This is decision season (more about which anon) at the Supreme Court, so logic and the Constitution are in constant danger. Furthermore, we may have to refight the Civil War because the chief justice has affirmed a seditious doctrine about when this nation became a nation.

In his opinion in the Bob Jones University case, Chief Justice Warren Burger said, in passing, that racial discrimination in education prevailed, with official approval, "for the first 165 years of this nation's history," until the 1954 desegregation decisions. Subtract 165 from 1954 and you get 1789, the year the Constitution was ratified. But in 1863 the president said that our forefathers had brought forth a new nation "four score and seven years ago." Subtract 87 from 1863 and you get 1776.

Many secessionists had argued that the nation began in 1789 as a compact between the states that ratified the Constitution. They argued that what a state had freely entered into, a state could freely leave. Some Unionists countered, legalistically, that the Constitution's preamble begins, "We the people of the United States, in order to form a more perfect union," etc. Therefore, Unionists said, the Constitution was adopted by the people of the organic nation, not by the states.
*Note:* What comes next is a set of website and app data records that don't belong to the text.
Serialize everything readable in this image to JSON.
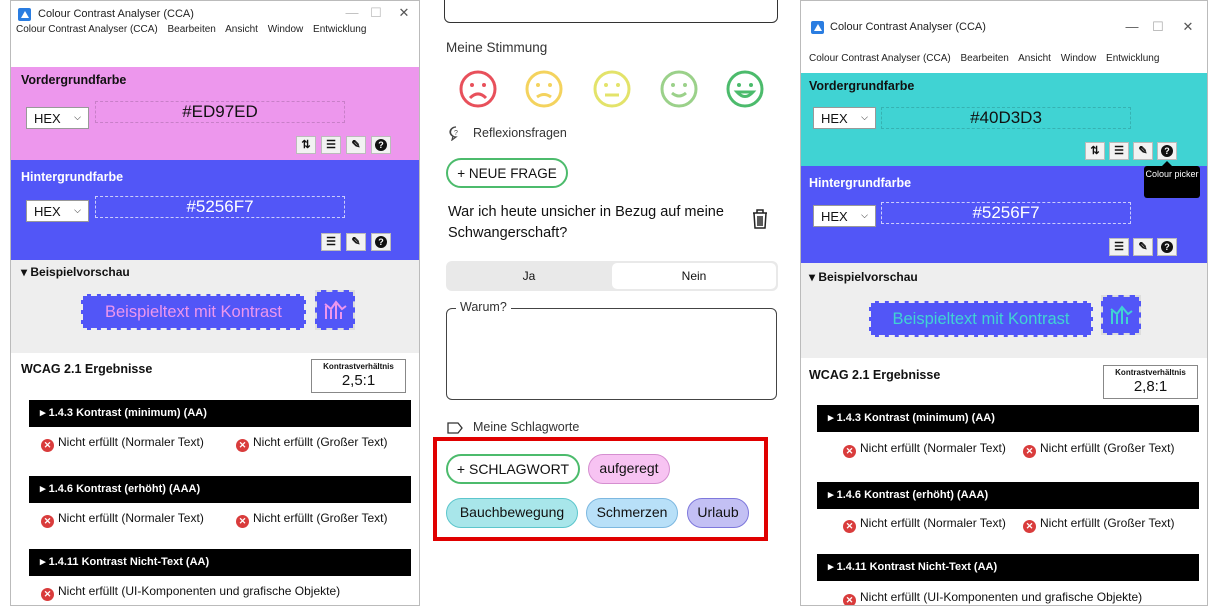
{
  "left_window": {
    "title": "Colour Contrast Analyser (CCA)",
    "controls": {
      "minimize": "—",
      "maximize": "☐",
      "close": "✕"
    },
    "menu": [
      "Colour Contrast Analyser (CCA)",
      "Bearbeiten",
      "Ansicht",
      "Window",
      "Entwicklung"
    ],
    "foreground": {
      "label": "Vordergrundfarbe",
      "format": "HEX",
      "value": "#ED97ED",
      "color": "#ED97ED"
    },
    "background": {
      "label": "Hintergrundfarbe",
      "format": "HEX",
      "value": "#5256F7",
      "color": "#5256F7"
    },
    "preview": {
      "label": "▾ Beispielvorschau",
      "sample_text": "Beispieltext mit Kontrast"
    },
    "wcag": {
      "title": "WCAG 2.1 Ergebnisse",
      "ratio_label": "Kontrastverhältnis",
      "ratio": "2,5:1"
    },
    "criteria": [
      {
        "title": "▸ 1.4.3 Kontrast (minimum) (AA)",
        "results": [
          "Nicht erfüllt (Normaler Text)",
          "Nicht erfüllt (Großer Text)"
        ]
      },
      {
        "title": "▸ 1.4.6 Kontrast (erhöht) (AAA)",
        "results": [
          "Nicht erfüllt (Normaler Text)",
          "Nicht erfüllt (Großer Text)"
        ]
      },
      {
        "title": "▸ 1.4.11 Kontrast Nicht-Text (AA)",
        "results": [
          "Nicht erfüllt (UI-Komponenten und grafische Objekte)"
        ]
      }
    ]
  },
  "right_window": {
    "title": "Colour Contrast Analyser (CCA)",
    "controls": {
      "minimize": "—",
      "maximize": "☐",
      "close": "✕"
    },
    "menu": [
      "Colour Contrast Analyser (CCA)",
      "Bearbeiten",
      "Ansicht",
      "Window",
      "Entwicklung"
    ],
    "foreground": {
      "label": "Vordergrundfarbe",
      "format": "HEX",
      "value": "#40D3D3",
      "color": "#40D3D3"
    },
    "background": {
      "label": "Hintergrundfarbe",
      "format": "HEX",
      "value": "#5256F7",
      "color": "#5256F7"
    },
    "tooltip": "Colour picker",
    "preview": {
      "label": "▾ Beispielvorschau",
      "sample_text": "Beispieltext mit Kontrast"
    },
    "wcag": {
      "title": "WCAG 2.1 Ergebnisse",
      "ratio_label": "Kontrastverhältnis",
      "ratio": "2,8:1"
    },
    "criteria": [
      {
        "title": "▸ 1.4.3 Kontrast (minimum) (AA)",
        "results": [
          "Nicht erfüllt (Normaler Text)",
          "Nicht erfüllt (Großer Text)"
        ]
      },
      {
        "title": "▸ 1.4.6 Kontrast (erhöht) (AAA)",
        "results": [
          "Nicht erfüllt (Normaler Text)",
          "Nicht erfüllt (Großer Text)"
        ]
      },
      {
        "title": "▸ 1.4.11 Kontrast Nicht-Text (AA)",
        "results": [
          "Nicht erfüllt (UI-Komponenten und grafische Objekte)"
        ]
      }
    ]
  },
  "app": {
    "mood_label": "Meine Stimmung",
    "mood_colors": [
      "#E8505B",
      "#F4D35E",
      "#E3E36A",
      "#9BD18A",
      "#4CBB6C"
    ],
    "reflection_label": "Reflexionsfragen",
    "new_question": "+ NEUE FRAGE",
    "question": "War ich heute unsicher in Bezug auf meine Schwangerschaft?",
    "answer_yes": "Ja",
    "answer_no": "Nein",
    "why_label": "Warum?",
    "tags_label": "Meine Schlagworte",
    "add_tag": "+ SCHLAGWORT",
    "tags": [
      {
        "label": "aufgeregt",
        "bg": "#F7C3F2",
        "border": "#D58ED0"
      },
      {
        "label": "Bauchbewegung",
        "bg": "#A8E6EA",
        "border": "#5CC6CC"
      },
      {
        "label": "Schmerzen",
        "bg": "#B8E0F8",
        "border": "#7DB8E0"
      },
      {
        "label": "Urlaub",
        "bg": "#C3C0F4",
        "border": "#7E78DC"
      }
    ],
    "highlight_color": "#E00000"
  }
}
Such terminological hairsplitting was not for Lincoln who, en route to his Inauguration, spoke at Independence Hall in Philadelphia. He said, "All the political sentiments I entertain have been drawn . . . from the sentiments which originated, and were given to the world from this hall. I have never had a feeling politically that did not spring from the sentiments embodied in the Declaration of Independence." He said it was "a great principle or idea" that had kept the country together.

Lincoln's definition of the idea ("that all should have an equal chance") was less important than Lincoln's premise that the nation was constituted by the prevalence of certain sentiments and feelings. A nation is not just words on parchment, or governmental arrangements, any more than it is just real estate. It also is, as Lincoln said two weeks later in his Inaugural Address, a matter of "bonds of affection."

His Inaugural Address was slightly inconsistent with what he was to say at Gettysburg two years later. In his Inaugural he said the nation was "formed in fact" in 1774 by the Articles of Association, was "matured" by the Declaration of Independence and was made "perpetual" by the Articles of Confederation (1778), which the Constitution superseded in order "to form a more perfect union."

But the nation, a thing of certain sentiments, preceded the Union, and is both cause and effect of "the mystic chords of memory" that unite Americans.

Edwin M. Yoder Jr., a Confederate remnant from North Carolina, writes a syndicated column here inside Union lines. He insists, with the elegance characteristic of him and the perversity characteristic of his turbulent region, that I am sunk in the mystical twaddle characteristic of Illinois boys. Yoder says the chief justice is wrong but the South was right. He says the nation existed before the Constitution, but the Constitution, by revising a flawed institutional arrangement, created a new order, and no one in 1789 thought a state's enlistment in the Union was inherently irreversible.

"Light Horse" Yoder and I may yet meet on the dark and bloody ground of some Antietam, locked in struggle over doctrines of disunion given fresh life by the chief justice. Until then, Will and Yoder are agreed about one measure that would make this a more perfect Union.

The Supreme Court, a great teaching institution of our national life, is squandering its teaching powers and contributing to public incomprehension by releasing too many important decisions during too few days at the end of each term. This nation's public philosophy is in large measure developed in Supreme Court opinions. The court is the place in public life where the role of reason is largest.

Even when it falls short of the exacting standards that properly apply to it, it is not just another arena where organized appetites clash by day and night. Even when it is the source of some heresy, such as the chief justice's, it is fascinating. But by erupting like Vesuvius late in each term, the court overloads the capacity of journalism to communicate the court's reasoning, and overloads the public's capacity to comprehend.

In the next three weeks there may be a dozen especially significant decisions. But in the rush, the significance of them may be missed by the public. The first reform the judiciary needs it could get from the top, from a spacing of Supreme Court decisions that would enable journalism to do justice to the court's attempts to do justice.